Is there anyone lower on the food chain than low lifes  trying to con people into donating to a fake charity following a tragedy like the one in Aurora, Colorado? It’s been just over a week since a dozen people were killed and 58 others were injured at a late-night showing of “The Dark Knight Rises” in Aurora, Colorado, and already there are con men working to make your money their money by claiming to help the victims of the shooting. Here are a few things that may tip you off to a scam:

The Federal Trade Commission is warning consumers to be careful and not donate money to bogus charities or groups that are not honest about where donated funds go. The FTC has the following Charity Checklist that guides consumers through the questions they need to ask when considering a donation to any group:



1. Ask for the name of the charity if the telemarketer does not provide it promptly;

2. Ask what percentage of your donation will support the cause described in the solicitation;

3. Verify that the charity has authorized the solicitation;

4. Do not provide any credit card or bank information until you have reviewed all information from the charity and made the decision to donate;

5. Ask for a receipt showing the amount of the contribution and stating that it is tax deductible; and

6. Avoid cash gifts. For security and tax record purposes, it’s best to pay by check – made payable to the beneficiary, not the solicitor.

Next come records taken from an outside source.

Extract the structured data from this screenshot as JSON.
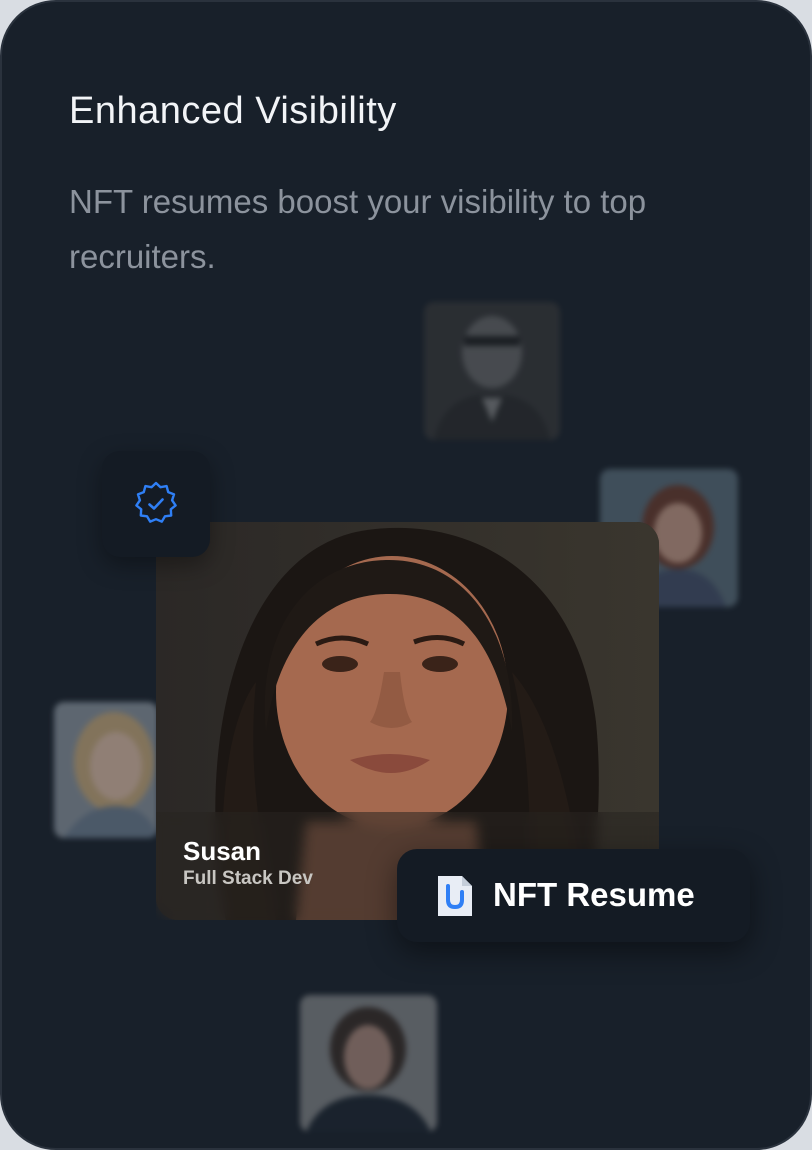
{
  "card": {
    "title": "Enhanced Visibility",
    "subtitle": "NFT resumes boost your visibility to top recruiters."
  },
  "profile": {
    "name": "Susan",
    "role": "Full Stack Dev"
  },
  "nft_button": {
    "label": "NFT Resume",
    "icon": "document-icon"
  },
  "badge": {
    "icon": "verified-check-icon"
  },
  "colors": {
    "background": "#18202a",
    "tile": "#141b24",
    "accent": "#2f7ff5",
    "title": "#f2f4f7",
    "subtitle": "#8c939d"
  }
}
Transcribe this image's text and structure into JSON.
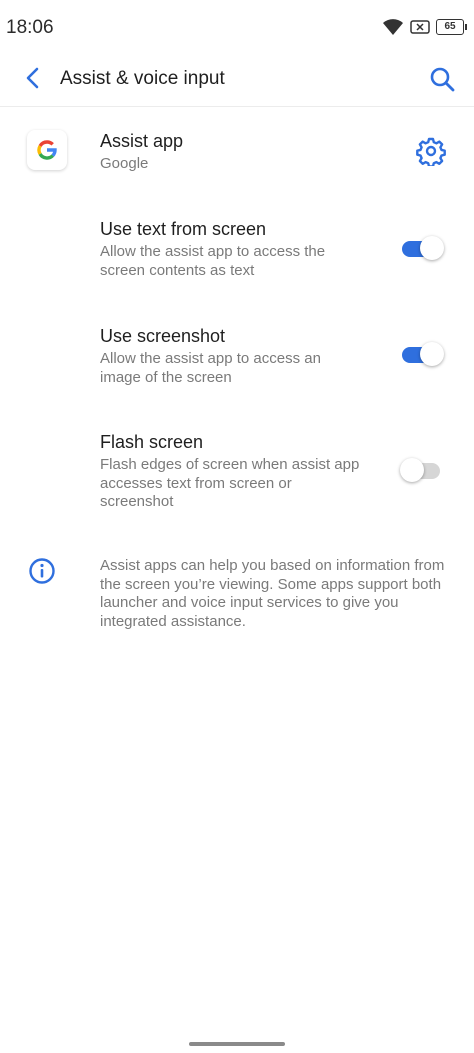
{
  "status_bar": {
    "time": "18:06",
    "battery": "65"
  },
  "app_bar": {
    "title": "Assist & voice input"
  },
  "assist_app": {
    "title": "Assist app",
    "value": "Google"
  },
  "settings": [
    {
      "title": "Use text from screen",
      "subtitle": "Allow the assist app to access the screen contents as text",
      "enabled": true
    },
    {
      "title": "Use screenshot",
      "subtitle": "Allow the assist app to access an image of the screen",
      "enabled": true
    },
    {
      "title": "Flash screen",
      "subtitle": "Flash edges of screen when assist app accesses text from screen or screenshot",
      "enabled": false
    }
  ],
  "info": {
    "text": "Assist apps can help you based on information from the screen you’re viewing. Some apps support both launcher and voice input services to give you integrated assistance."
  },
  "colors": {
    "accent": "#2f6fde",
    "track_off": "#d6d6d6"
  },
  "icons": [
    "wifi-icon",
    "sim-icon",
    "battery-icon",
    "back-arrow-icon",
    "search-icon",
    "google-icon",
    "gear-icon",
    "info-icon"
  ]
}
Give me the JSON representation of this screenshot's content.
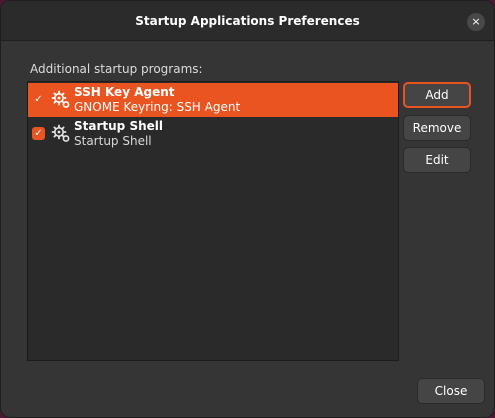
{
  "window": {
    "title": "Startup Applications Preferences",
    "close_glyph": "×"
  },
  "section": {
    "label": "Additional startup programs:"
  },
  "programs": [
    {
      "name": "SSH Key Agent",
      "description": "GNOME Keyring: SSH Agent",
      "enabled": true,
      "selected": true,
      "icon": "gears-icon"
    },
    {
      "name": "Startup Shell",
      "description": "Startup Shell",
      "enabled": true,
      "selected": false,
      "icon": "gears-icon"
    }
  ],
  "buttons": {
    "add": "Add",
    "remove": "Remove",
    "edit": "Edit",
    "close": "Close"
  },
  "colors": {
    "accent": "#e95420",
    "dialog_bg": "#353535",
    "list_bg": "#2a2a2a"
  }
}
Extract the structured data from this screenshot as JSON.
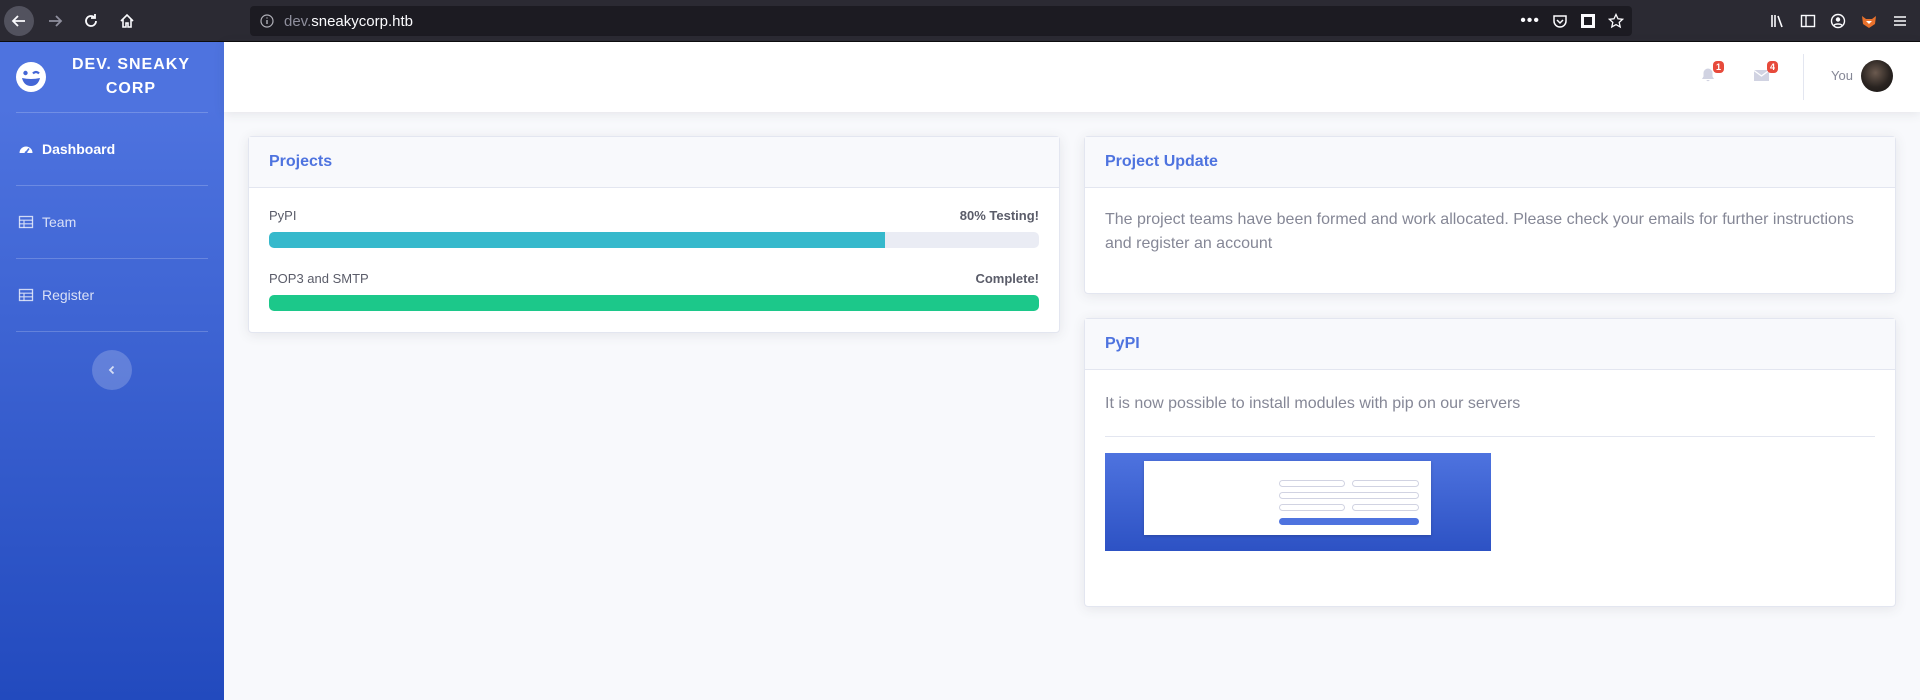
{
  "browser": {
    "url_prefix": "dev.",
    "url_domain": "sneakycorp.htb"
  },
  "sidebar": {
    "brand": "DEV. SNEAKY CORP",
    "items": [
      {
        "label": "Dashboard",
        "active": true
      },
      {
        "label": "Team",
        "active": false
      },
      {
        "label": "Register",
        "active": false
      }
    ]
  },
  "topbar": {
    "alerts_count": "1",
    "messages_count": "4",
    "user_name": "You"
  },
  "projects": {
    "title": "Projects",
    "items": [
      {
        "name": "PyPI",
        "status": "80% Testing!",
        "progress": 80,
        "color": "#36b9cc"
      },
      {
        "name": "POP3 and SMTP",
        "status": "Complete!",
        "progress": 100,
        "color": "#1cc88a"
      }
    ]
  },
  "update": {
    "title": "Project Update",
    "text": "The project teams have been formed and work allocated. Please check your emails for further instructions and register an account"
  },
  "pypi": {
    "title": "PyPI",
    "text": "It is now possible to install modules with pip on our servers"
  },
  "colors": {
    "primary": "#4e73df",
    "info": "#36b9cc",
    "success": "#1cc88a",
    "danger": "#e74a3b"
  }
}
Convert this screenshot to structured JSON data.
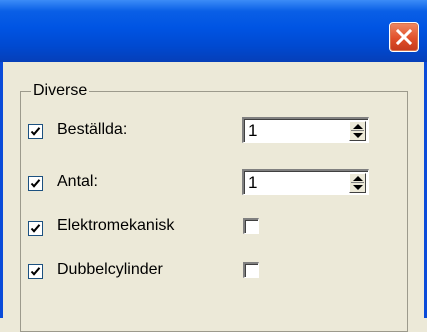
{
  "window": {
    "close_icon": "close-x-icon",
    "titlebar_color": "#0054e3",
    "close_color": "#e1502a"
  },
  "group": {
    "legend": "Diverse",
    "rows": [
      {
        "label": "Beställda:",
        "checked": true,
        "control": "spinner",
        "value": "1"
      },
      {
        "label": "Antal:",
        "checked": true,
        "control": "spinner",
        "value": "1"
      },
      {
        "label": "Elektromekanisk",
        "checked": true,
        "control": "checkbox",
        "value_checked": false
      },
      {
        "label": "Dubbelcylinder",
        "checked": true,
        "control": "checkbox",
        "value_checked": false
      }
    ]
  }
}
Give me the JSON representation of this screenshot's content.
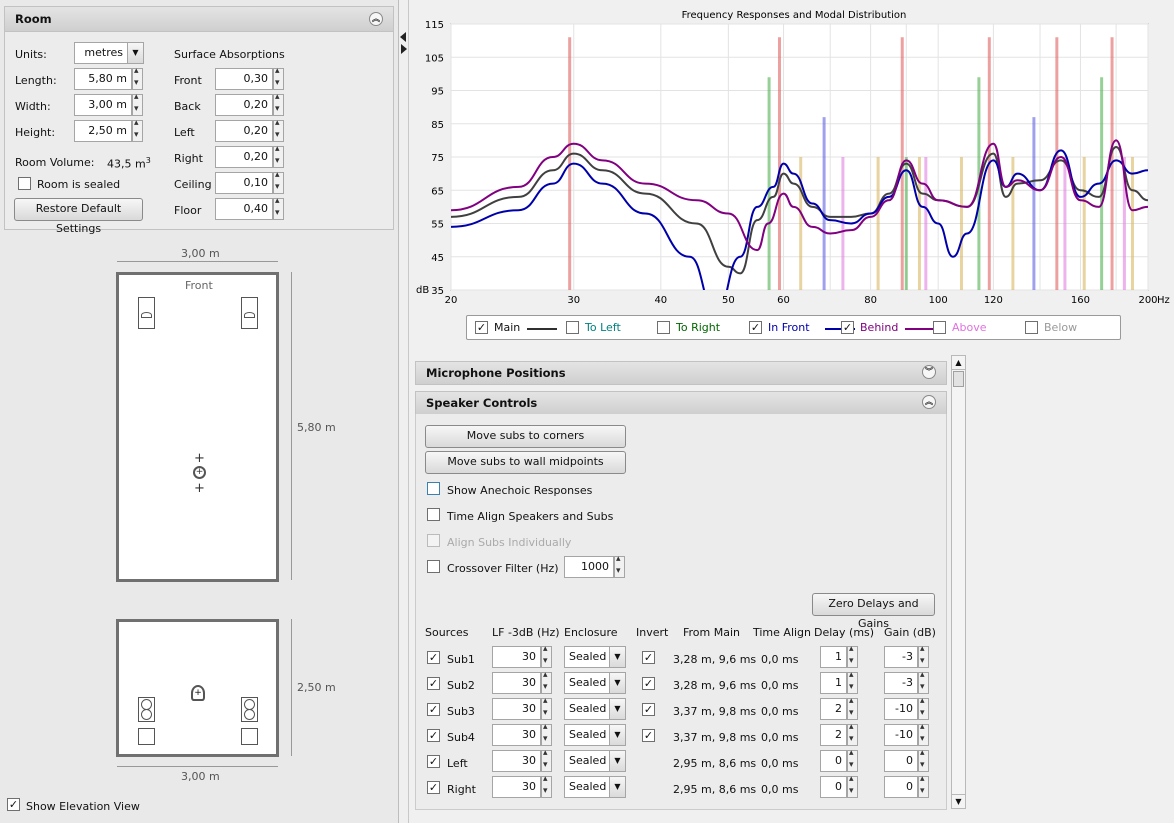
{
  "room_panel": {
    "title": "Room",
    "units_label": "Units:",
    "units_value": "metres",
    "length_label": "Length:",
    "length_value": "5,80 m",
    "width_label": "Width:",
    "width_value": "3,00 m",
    "height_label": "Height:",
    "height_value": "2,50 m",
    "volume_label": "Room Volume:",
    "volume_value": "43,5 m",
    "volume_unit_sup": "3",
    "sealed_label": "Room is sealed",
    "restore_button": "Restore Default Settings",
    "absorptions_title": "Surface Absorptions",
    "absorptions": [
      {
        "label": "Front",
        "value": "0,30"
      },
      {
        "label": "Back",
        "value": "0,20"
      },
      {
        "label": "Left",
        "value": "0,20"
      },
      {
        "label": "Right",
        "value": "0,20"
      },
      {
        "label": "Ceiling",
        "value": "0,10"
      },
      {
        "label": "Floor",
        "value": "0,40"
      }
    ]
  },
  "plan_view": {
    "width_dim": "3,00 m",
    "front_label": "Front",
    "length_dim": "5,80 m",
    "elev_width_dim": "3,00 m",
    "elev_height_dim": "2,50 m",
    "show_elevation_label": "Show Elevation View",
    "show_elevation_checked": true
  },
  "chart_data": {
    "type": "line",
    "title": "Frequency Responses and Modal Distribution",
    "ylabel": "dB",
    "xlabel": "Hz",
    "x_scale": "log",
    "x_ticks": [
      20,
      30,
      40,
      50,
      60,
      80,
      100,
      120,
      160,
      200
    ],
    "y_ticks": [
      35,
      45,
      55,
      65,
      75,
      85,
      95,
      105,
      115
    ],
    "ylim": [
      35,
      115
    ],
    "xlim": [
      20,
      200
    ],
    "grid": true,
    "series": [
      {
        "name": "Main",
        "color": "#404040",
        "x": [
          20,
          25,
          28,
          30,
          33,
          38,
          45,
          50,
          52,
          55,
          58,
          60,
          62,
          66,
          70,
          75,
          80,
          85,
          90,
          95,
          100,
          110,
          120,
          125,
          130,
          140,
          150,
          160,
          170,
          180,
          190,
          200
        ],
        "values": [
          57,
          63,
          71,
          76,
          71,
          64,
          55,
          42,
          40,
          56,
          63,
          70,
          67,
          60,
          57,
          57,
          58,
          64,
          73,
          64,
          62,
          60,
          76,
          63,
          67,
          68,
          74,
          65,
          63,
          78,
          65,
          62
        ]
      },
      {
        "name": "In Front",
        "color": "#0000aa",
        "x": [
          20,
          25,
          28,
          30,
          33,
          38,
          44,
          48,
          52,
          55,
          58,
          60,
          62,
          66,
          70,
          75,
          80,
          85,
          90,
          95,
          100,
          105,
          110,
          120,
          125,
          130,
          140,
          150,
          160,
          170,
          180,
          190,
          200
        ],
        "values": [
          54,
          59,
          67,
          73,
          67,
          58,
          45,
          28,
          45,
          60,
          66,
          73,
          70,
          61,
          56,
          55,
          58,
          63,
          71,
          60,
          55,
          45,
          52,
          74,
          66,
          70,
          65,
          77,
          63,
          67,
          74,
          70,
          71
        ]
      },
      {
        "name": "Behind",
        "color": "#800080",
        "x": [
          20,
          25,
          28,
          30,
          33,
          38,
          45,
          50,
          55,
          57,
          60,
          62,
          66,
          70,
          75,
          80,
          85,
          90,
          95,
          100,
          110,
          120,
          125,
          130,
          140,
          150,
          160,
          170,
          180,
          190,
          200
        ],
        "values": [
          59,
          66,
          75,
          79,
          74,
          67,
          62,
          58,
          47,
          55,
          64,
          60,
          54,
          52,
          53,
          57,
          62,
          74,
          67,
          62,
          60,
          79,
          66,
          68,
          65,
          75,
          62,
          60,
          80,
          59,
          60
        ]
      }
    ],
    "modes": [
      {
        "x": 29.6,
        "level": 111,
        "color": "#e06060"
      },
      {
        "x": 57.2,
        "level": 99,
        "color": "#50b050"
      },
      {
        "x": 59.2,
        "level": 111,
        "color": "#e06060"
      },
      {
        "x": 63.5,
        "level": 75,
        "color": "#d8b860"
      },
      {
        "x": 68.6,
        "level": 87,
        "color": "#6060e0"
      },
      {
        "x": 73.0,
        "level": 75,
        "color": "#e080e0"
      },
      {
        "x": 82.0,
        "level": 75,
        "color": "#d8b860"
      },
      {
        "x": 88.8,
        "level": 111,
        "color": "#e06060"
      },
      {
        "x": 90.0,
        "level": 75,
        "color": "#50b050"
      },
      {
        "x": 94.0,
        "level": 75,
        "color": "#d8b860"
      },
      {
        "x": 96.0,
        "level": 75,
        "color": "#e080e0"
      },
      {
        "x": 108.0,
        "level": 75,
        "color": "#d8b860"
      },
      {
        "x": 114.4,
        "level": 99,
        "color": "#50b050"
      },
      {
        "x": 118.4,
        "level": 111,
        "color": "#e06060"
      },
      {
        "x": 128.0,
        "level": 75,
        "color": "#d8b860"
      },
      {
        "x": 137.2,
        "level": 87,
        "color": "#6060e0"
      },
      {
        "x": 148.0,
        "level": 111,
        "color": "#e06060"
      },
      {
        "x": 152.0,
        "level": 75,
        "color": "#e080e0"
      },
      {
        "x": 162.0,
        "level": 75,
        "color": "#d8b860"
      },
      {
        "x": 171.6,
        "level": 99,
        "color": "#50b050"
      },
      {
        "x": 177.6,
        "level": 111,
        "color": "#e06060"
      },
      {
        "x": 185.0,
        "level": 75,
        "color": "#e080e0"
      },
      {
        "x": 190.0,
        "level": 75,
        "color": "#d8b860"
      }
    ],
    "legend": [
      {
        "name": "Main",
        "checked": true,
        "color": "#303030",
        "text_color": "#111111"
      },
      {
        "name": "To Left",
        "checked": false,
        "color": "#008080",
        "text_color": "#008080"
      },
      {
        "name": "To Right",
        "checked": false,
        "color": "#008000",
        "text_color": "#006600"
      },
      {
        "name": "In Front",
        "checked": true,
        "color": "#0000aa",
        "text_color": "#0000aa"
      },
      {
        "name": "Behind",
        "checked": true,
        "color": "#800080",
        "text_color": "#800080"
      },
      {
        "name": "Above",
        "checked": false,
        "color": "#e080e0",
        "text_color": "#e070e0"
      },
      {
        "name": "Below",
        "checked": false,
        "color": "#999999",
        "text_color": "#999999"
      }
    ]
  },
  "mic_panel": {
    "title": "Microphone Positions"
  },
  "speaker_panel": {
    "title": "Speaker Controls",
    "move_corners": "Move subs to corners",
    "move_midpoints": "Move subs to wall midpoints",
    "show_anechoic": "Show Anechoic Responses",
    "time_align": "Time Align Speakers and Subs",
    "align_individually": "Align Subs Individually",
    "crossover_label": "Crossover Filter (Hz)",
    "crossover_value": "1000",
    "zero_button": "Zero Delays and Gains",
    "headers": [
      "Sources",
      "LF -3dB (Hz)",
      "Enclosure",
      "Invert",
      "From Main",
      "Time Align",
      "Delay (ms)",
      "Gain (dB)"
    ],
    "rows": [
      {
        "name": "Sub1",
        "lf": "30",
        "enclosure": "Sealed",
        "invert": true,
        "from_main": "3,28 m, 9,6 ms",
        "time_align": "0,0 ms",
        "delay": "1",
        "gain": "-3"
      },
      {
        "name": "Sub2",
        "lf": "30",
        "enclosure": "Sealed",
        "invert": true,
        "from_main": "3,28 m, 9,6 ms",
        "time_align": "0,0 ms",
        "delay": "1",
        "gain": "-3"
      },
      {
        "name": "Sub3",
        "lf": "30",
        "enclosure": "Sealed",
        "invert": true,
        "from_main": "3,37 m, 9,8 ms",
        "time_align": "0,0 ms",
        "delay": "2",
        "gain": "-10"
      },
      {
        "name": "Sub4",
        "lf": "30",
        "enclosure": "Sealed",
        "invert": true,
        "from_main": "3,37 m, 9,8 ms",
        "time_align": "0,0 ms",
        "delay": "2",
        "gain": "-10"
      },
      {
        "name": "Left",
        "lf": "30",
        "enclosure": "Sealed",
        "invert": null,
        "from_main": "2,95 m, 8,6 ms",
        "time_align": "0,0 ms",
        "delay": "0",
        "gain": "0"
      },
      {
        "name": "Right",
        "lf": "30",
        "enclosure": "Sealed",
        "invert": null,
        "from_main": "2,95 m, 8,6 ms",
        "time_align": "0,0 ms",
        "delay": "0",
        "gain": "0"
      }
    ]
  }
}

The agency has more information at Colorado Gov. John Hickenlooper and the Community First Foundation have set up the Aurora Victim Relief Fund to meet immediate and long-term needs of victims and their families. provides details on this and other bona fide, related charities.